• [What to work on]: Only lines that contain the string "タートル" should be returned from the material below.

• [Provided records]:

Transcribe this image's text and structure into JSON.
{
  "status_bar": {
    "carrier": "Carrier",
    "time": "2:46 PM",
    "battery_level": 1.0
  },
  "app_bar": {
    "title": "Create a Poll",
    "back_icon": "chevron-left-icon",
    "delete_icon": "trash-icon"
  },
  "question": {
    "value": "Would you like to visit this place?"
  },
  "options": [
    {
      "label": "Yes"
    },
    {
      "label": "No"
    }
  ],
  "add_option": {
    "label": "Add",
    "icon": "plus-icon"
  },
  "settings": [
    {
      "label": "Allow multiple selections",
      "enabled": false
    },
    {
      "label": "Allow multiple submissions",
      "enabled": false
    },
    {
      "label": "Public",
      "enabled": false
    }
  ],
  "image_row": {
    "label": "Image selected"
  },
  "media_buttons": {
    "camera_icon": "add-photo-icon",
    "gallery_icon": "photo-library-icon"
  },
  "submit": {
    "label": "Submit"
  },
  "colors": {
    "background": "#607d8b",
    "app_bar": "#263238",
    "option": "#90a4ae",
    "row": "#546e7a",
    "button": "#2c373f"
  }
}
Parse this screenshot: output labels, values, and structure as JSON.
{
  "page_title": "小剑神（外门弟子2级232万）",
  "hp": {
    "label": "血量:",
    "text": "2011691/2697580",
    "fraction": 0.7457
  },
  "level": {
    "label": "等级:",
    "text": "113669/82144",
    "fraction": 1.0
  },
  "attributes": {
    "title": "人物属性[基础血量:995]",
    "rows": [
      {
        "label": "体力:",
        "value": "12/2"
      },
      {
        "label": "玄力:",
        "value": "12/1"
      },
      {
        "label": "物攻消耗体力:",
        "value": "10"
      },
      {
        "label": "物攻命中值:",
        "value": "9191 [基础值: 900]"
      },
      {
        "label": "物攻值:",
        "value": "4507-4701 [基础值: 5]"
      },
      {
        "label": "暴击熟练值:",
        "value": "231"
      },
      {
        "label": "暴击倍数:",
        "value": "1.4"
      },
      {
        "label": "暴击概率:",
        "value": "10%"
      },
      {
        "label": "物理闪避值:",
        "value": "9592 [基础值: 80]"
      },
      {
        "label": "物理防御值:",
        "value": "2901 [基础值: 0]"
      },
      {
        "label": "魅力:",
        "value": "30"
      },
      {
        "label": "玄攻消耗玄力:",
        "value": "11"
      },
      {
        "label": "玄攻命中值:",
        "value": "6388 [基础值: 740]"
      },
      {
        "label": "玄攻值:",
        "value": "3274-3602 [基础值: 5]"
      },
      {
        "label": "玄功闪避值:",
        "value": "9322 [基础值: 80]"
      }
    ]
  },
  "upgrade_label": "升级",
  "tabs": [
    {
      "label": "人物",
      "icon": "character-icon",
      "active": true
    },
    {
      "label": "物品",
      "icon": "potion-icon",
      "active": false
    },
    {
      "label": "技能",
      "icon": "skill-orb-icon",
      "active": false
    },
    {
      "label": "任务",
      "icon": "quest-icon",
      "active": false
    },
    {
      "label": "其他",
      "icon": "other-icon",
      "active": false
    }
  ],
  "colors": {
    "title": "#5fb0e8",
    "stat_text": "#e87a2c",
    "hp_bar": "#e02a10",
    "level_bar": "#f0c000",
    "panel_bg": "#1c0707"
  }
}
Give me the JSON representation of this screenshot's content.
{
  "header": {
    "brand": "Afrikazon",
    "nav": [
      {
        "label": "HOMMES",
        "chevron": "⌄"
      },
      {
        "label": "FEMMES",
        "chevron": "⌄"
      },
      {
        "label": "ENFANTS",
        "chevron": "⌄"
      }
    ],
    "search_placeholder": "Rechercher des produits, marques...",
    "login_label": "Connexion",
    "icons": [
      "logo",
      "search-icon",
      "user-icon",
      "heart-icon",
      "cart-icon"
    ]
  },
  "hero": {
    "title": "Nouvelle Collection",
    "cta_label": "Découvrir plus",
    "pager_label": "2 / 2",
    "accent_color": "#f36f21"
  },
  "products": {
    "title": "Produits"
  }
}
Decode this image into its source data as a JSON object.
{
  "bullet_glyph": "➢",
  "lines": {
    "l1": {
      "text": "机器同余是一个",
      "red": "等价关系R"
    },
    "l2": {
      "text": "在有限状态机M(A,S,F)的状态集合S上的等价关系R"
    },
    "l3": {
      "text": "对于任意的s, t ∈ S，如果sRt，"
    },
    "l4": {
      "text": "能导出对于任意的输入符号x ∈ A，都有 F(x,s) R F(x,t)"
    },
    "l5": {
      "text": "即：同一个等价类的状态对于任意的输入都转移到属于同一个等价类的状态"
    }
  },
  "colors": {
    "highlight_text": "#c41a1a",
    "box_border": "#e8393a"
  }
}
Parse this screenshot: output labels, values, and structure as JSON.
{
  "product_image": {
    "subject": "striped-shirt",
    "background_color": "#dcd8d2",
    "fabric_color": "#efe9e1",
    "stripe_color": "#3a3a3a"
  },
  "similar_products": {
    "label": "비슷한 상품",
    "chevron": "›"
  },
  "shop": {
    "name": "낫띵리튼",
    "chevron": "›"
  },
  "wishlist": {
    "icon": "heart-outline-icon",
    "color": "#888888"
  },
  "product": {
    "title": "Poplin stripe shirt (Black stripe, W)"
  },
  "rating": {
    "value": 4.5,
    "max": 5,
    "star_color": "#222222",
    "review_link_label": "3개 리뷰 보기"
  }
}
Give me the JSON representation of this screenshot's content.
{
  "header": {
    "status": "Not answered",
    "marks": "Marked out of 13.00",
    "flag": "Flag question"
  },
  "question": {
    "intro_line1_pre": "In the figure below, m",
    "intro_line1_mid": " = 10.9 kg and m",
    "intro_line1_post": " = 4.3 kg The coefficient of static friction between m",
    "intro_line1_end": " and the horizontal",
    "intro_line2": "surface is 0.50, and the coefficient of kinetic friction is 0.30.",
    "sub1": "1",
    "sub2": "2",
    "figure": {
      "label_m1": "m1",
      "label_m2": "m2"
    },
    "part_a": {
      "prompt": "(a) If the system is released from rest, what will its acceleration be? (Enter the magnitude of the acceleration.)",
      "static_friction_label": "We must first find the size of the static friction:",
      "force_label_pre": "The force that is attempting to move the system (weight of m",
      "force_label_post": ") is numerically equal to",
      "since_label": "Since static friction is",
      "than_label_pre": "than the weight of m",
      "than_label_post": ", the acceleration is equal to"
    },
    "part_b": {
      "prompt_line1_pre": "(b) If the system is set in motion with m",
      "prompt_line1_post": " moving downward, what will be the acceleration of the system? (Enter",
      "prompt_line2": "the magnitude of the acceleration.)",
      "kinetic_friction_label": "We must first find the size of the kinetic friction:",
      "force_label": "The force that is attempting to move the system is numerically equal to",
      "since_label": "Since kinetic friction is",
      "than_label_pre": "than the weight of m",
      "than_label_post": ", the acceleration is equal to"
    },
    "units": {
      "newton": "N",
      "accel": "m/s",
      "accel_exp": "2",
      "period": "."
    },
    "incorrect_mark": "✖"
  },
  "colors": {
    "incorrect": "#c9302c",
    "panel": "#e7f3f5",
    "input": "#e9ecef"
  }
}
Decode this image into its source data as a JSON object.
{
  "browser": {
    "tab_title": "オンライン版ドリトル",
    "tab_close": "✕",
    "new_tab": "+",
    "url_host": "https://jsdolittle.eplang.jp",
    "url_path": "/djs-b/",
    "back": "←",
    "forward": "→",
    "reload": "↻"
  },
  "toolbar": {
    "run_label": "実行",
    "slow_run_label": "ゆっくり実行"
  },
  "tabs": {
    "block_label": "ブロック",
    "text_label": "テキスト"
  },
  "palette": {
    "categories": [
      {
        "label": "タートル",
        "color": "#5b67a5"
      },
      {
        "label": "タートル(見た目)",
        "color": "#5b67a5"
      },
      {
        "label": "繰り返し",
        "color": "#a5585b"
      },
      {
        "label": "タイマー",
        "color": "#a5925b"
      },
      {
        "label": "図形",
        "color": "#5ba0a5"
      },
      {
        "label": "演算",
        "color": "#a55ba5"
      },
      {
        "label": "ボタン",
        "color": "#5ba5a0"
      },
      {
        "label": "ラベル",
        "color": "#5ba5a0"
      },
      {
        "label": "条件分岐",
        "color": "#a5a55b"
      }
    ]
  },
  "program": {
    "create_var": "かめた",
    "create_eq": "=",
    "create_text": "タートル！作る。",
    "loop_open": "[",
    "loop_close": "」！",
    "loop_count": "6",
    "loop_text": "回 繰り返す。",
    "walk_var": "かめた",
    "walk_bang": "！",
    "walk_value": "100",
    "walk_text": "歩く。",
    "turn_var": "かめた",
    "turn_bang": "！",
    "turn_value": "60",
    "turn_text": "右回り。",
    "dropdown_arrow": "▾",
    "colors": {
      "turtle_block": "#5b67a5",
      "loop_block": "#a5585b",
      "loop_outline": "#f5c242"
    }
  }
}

• [Result]:
        "label": "タートル",
        "label": "タートル(見た目)",
    "create_text": "タートル！作る。",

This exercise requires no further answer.